Not long after a major ice storm hammered Eastern Ontario, Canada, in 1998, government funding became available to help communities repair extensive damage to trees. But Jim McCready recalls there was an obstacle for some of the smaller communities. They didn’t have the expertise to put together plans and apply for funding. So, McCready assisted these communities by doing the inventories and preparing the applications. The money to care for the urban canopies eventually came to the three small-town communities had taken under his wing.
“One of the communities was my hometown of Carleton Place,” McCready remembers. “It received more than $180,000 to trim, remove and plant trees to replace those that were lost. As a result of the trimming, far less was spent on future cleanup after major storms.”
Those who know him best say this is quintessential Jim McCready, an under-the-radar type of guy who gives an extraordinary amount to people and trees. He may be retired following 28 years with the Ontario Ministry of Natural Resources, but McCready is still a registered professional forester and ISA Certified Arborist who shapes the landscape of Eastern Ontario through his many volunteer efforts. In Carleton Place, McCready is known as the “Town Arborist.”

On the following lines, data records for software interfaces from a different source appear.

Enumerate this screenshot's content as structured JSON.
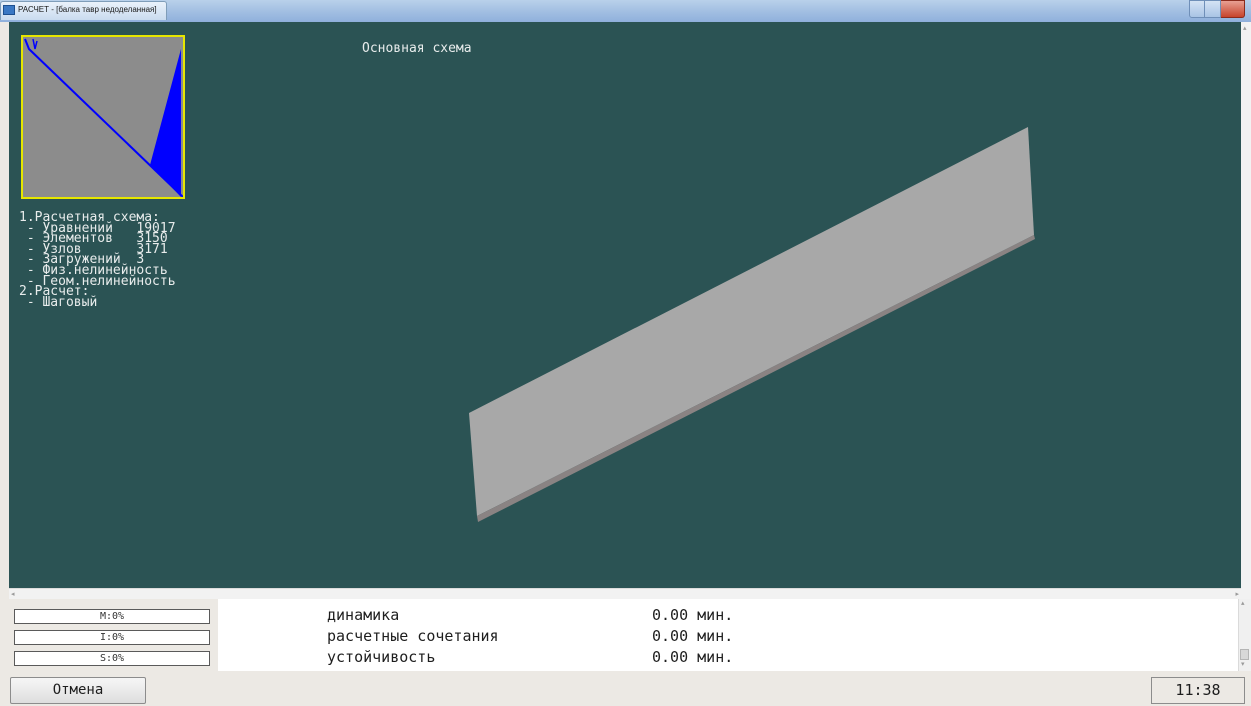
{
  "window": {
    "title": "РАСЧЕТ - [балка тавр недоделанная]"
  },
  "viewport": {
    "title": "Основная схема"
  },
  "info": {
    "lines": [
      "1.Расчетная схема:",
      " - Уравнений   19017",
      " - Элементов   3150",
      " - Узлов       3171",
      " - Загружений  3",
      " - Физ.нелинейность",
      " - Геом.нелинейность",
      "2.Расчет:",
      " - Шаговый"
    ]
  },
  "status": {
    "m": "M:0%",
    "i": "I:0%",
    "s": "S:0%"
  },
  "log": [
    {
      "name": "динамика",
      "time": "0.00 мин."
    },
    {
      "name": "расчетные сочетания",
      "time": "0.00 мин."
    },
    {
      "name": "устойчивость",
      "time": "0.00 мин."
    }
  ],
  "buttons": {
    "cancel": "Отмена"
  },
  "clock": "11:38",
  "colors": {
    "viewport_bg": "#2b5354",
    "overview_border": "#e6e600",
    "overview_plot": "#0000ff",
    "beam_fill": "#a8a8a8"
  }
}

“I call it ‘small-town Ontario,’ where these communities don’t have the trained staff in arboriculture or the funds to hire anyone,” McCready explains. “As a result, it falls on dedicated volunteers like me with the background to make sure the trees are properly cared for. I am qualified so I can contribute to the community when they ask for help.”
McCready’s interest in urban forestry began in the early 1970s as a student at the University of Toronto. He was enrolled in a “Faculty of Forestry” class, which offered more than just traditional logging and silviculture courses.
“At the time, Dr. Eric Jorgensen — a man who defined the term ‘urban forestry’ — was teaching classes at the university,” McCready recalls. “So over the four years, I took full advantage of what Eric Jorgensen offered. I was extremely interested in the management of individual trees and parks in the urban setting. Jorgensen’s classes were well-attended. He engaged us with the concept later called Urban Forestry.”
McCready is the president of the Eastern Ontario Model Forest and also chair of the Regional Forest Health Network, a committee of agencies and partners promoting a sustainable forest while trying to control invasive pest species. Predictably, emerald ash borer has been at the top of their agenda for the past five years.
“With EAB in Ottawa, we came up with an urban messaging strategy for other towns and cities in our area,” McCready explains. “With help from the Ontario Ministry of Natural Resources and the Eastern Ontario Model Forest, we’ve developed messaging for rural landowners on how to manage their woodlots.
Through continuing education and as a steadfast volunteer, McCready wants to ensure that anyone interested can learn more about trees. Even late in his career, McCready pursued his ISA Certification as an example to others that the achievement is well worth the effort.
“Small town Ontario is not aware of urban forestry or sound arboriculture practices. ISA’s message — the promotion of good arboriculture practices for urban trees and urban forestry across the landscape — is well known in the larger cities with forestry departments. No matter what the size of the community, we need to take time to guide small-town communities in the right direction.”—Jim McCready and ISA
Join us again next Monday as we wrap up our series on 2013’s True Professionals of Arboriculture with another arborist giving his time to mentor future tree care professionals.
Catch up with the True Professionals of 2013 featured throughout December: